pencil, Stone inks on
1965 Avengers.

AT LAST, MY WORK
RULY -- FINISHED!!

COPYRIGHT c 1971 MARVEL

THANKS FOR YOUR
SUPPORT, CAP...
BUT I'D LIKE
TO AMEND
YOUR
MOTION...

I FEEL THAT STARK HIMSELF
WOULD WANT US TO CONTINUE
... TO STAY ON DUTY
IN CASE WE'RE
NEEDED!

SO I MOVE
INSTEAD THAT
WE VOTE
IRON MAN
A TEMPORARY
LEAVE OF
ABSENSE...
UNTIL HIS
MISSION IS
DONE!

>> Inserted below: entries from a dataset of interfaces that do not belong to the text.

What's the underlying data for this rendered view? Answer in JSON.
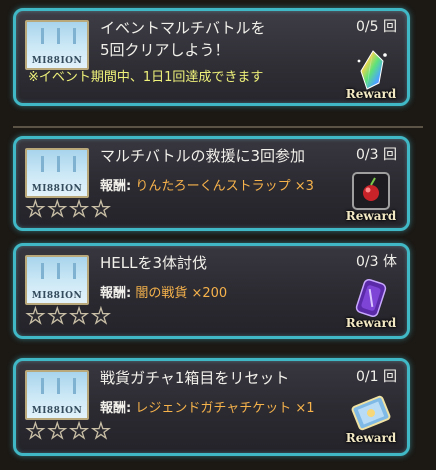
{
  "missions": [
    {
      "title_line1": "イベントマルチバトルを",
      "title_line2": "5回クリアしよう！",
      "count": "0/5 回",
      "notice": "※イベント期間中、1日1回達成できます",
      "thumb_label": "MI88ION",
      "reward_label": "Reward",
      "reward_icon": "rainbow-crystal-icon"
    },
    {
      "title": "マルチバトルの救援に3回参加",
      "count": "0/3 回",
      "reward_key": "報酬:",
      "reward_name": "りんたろーくんストラップ ×3",
      "thumb_label": "MI88ION",
      "reward_label": "Reward",
      "reward_icon": "strap-charm-icon",
      "stars": 0
    },
    {
      "title": "HELLを3体討伐",
      "count": "0/3 体",
      "reward_key": "報酬:",
      "reward_name": "闇の戦貨 ×200",
      "thumb_label": "MI88ION",
      "reward_label": "Reward",
      "reward_icon": "dark-medal-icon",
      "stars": 0
    },
    {
      "title": "戦貨ガチャ1箱目をリセット",
      "count": "0/1 回",
      "reward_key": "報酬:",
      "reward_name": "レジェンドガチャチケット ×1",
      "thumb_label": "MI88ION",
      "reward_label": "Reward",
      "reward_icon": "gacha-ticket-icon",
      "stars": 0
    }
  ]
}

Slurs, last issue; directed at Don Heck
might well be answered in this department,
now. Recent Heck work at D.C. has been not-
able, but not necessarily good, because of
the treatment given to it by colorists. Heck
is a sketchy artist, true, and his art is
far from slick in its line work. Still, it
worked quite well at Marvel with bright col-
oring, as opposed to the muted shades (most-
ly dull greens and purples) being used on it
at D.C. and in Marvel's mystery titles. Some
one, somewhere, recently decreed that stor-
ies of an eerie nature (House 0f.Mystery,
Batman, etc.) should be colored in that man-
ner and that real flesh tones, bright shades
and tones, should be eliminated, even if a
particular scene in the subject matter cal-
led for it. This practice has hurt Heck's
art, but his romance work, which receives
bright coloring, is quite good. when he was
on the Avengers, Heck handled some difficult
intergrations of character and setting, all
quite well, but always had the air of some-
one very miscast on super-heroes when he in-
ked his own work. Inked by Giacoia or Romita
(on one fine story in Avengers) it worked in
very well. But sketchy renderings of super-
heroes were not very prevelant then, as they
are now, and I'm not certain that--at either
time--they are popular. As a designer, Heck
does very well and his romance stories are
very readable--and that's a high compliment.
I'd doubt, though, that he has been given a
single opportunity on recent assignments to
really demonstrate that he is one artist who
really knows how to draw.
This column had best come to a close lest
you all begin talking like me. (you've all
heard of Evanierial disease, haven't you?)
But, before we depart, best wishes to Thor
and Sif (also known as the God Couple, on
their forty-thousandth anniversary. So, un-
til the next time, this is Jack Narz invi-
ting you to Beat The Clock!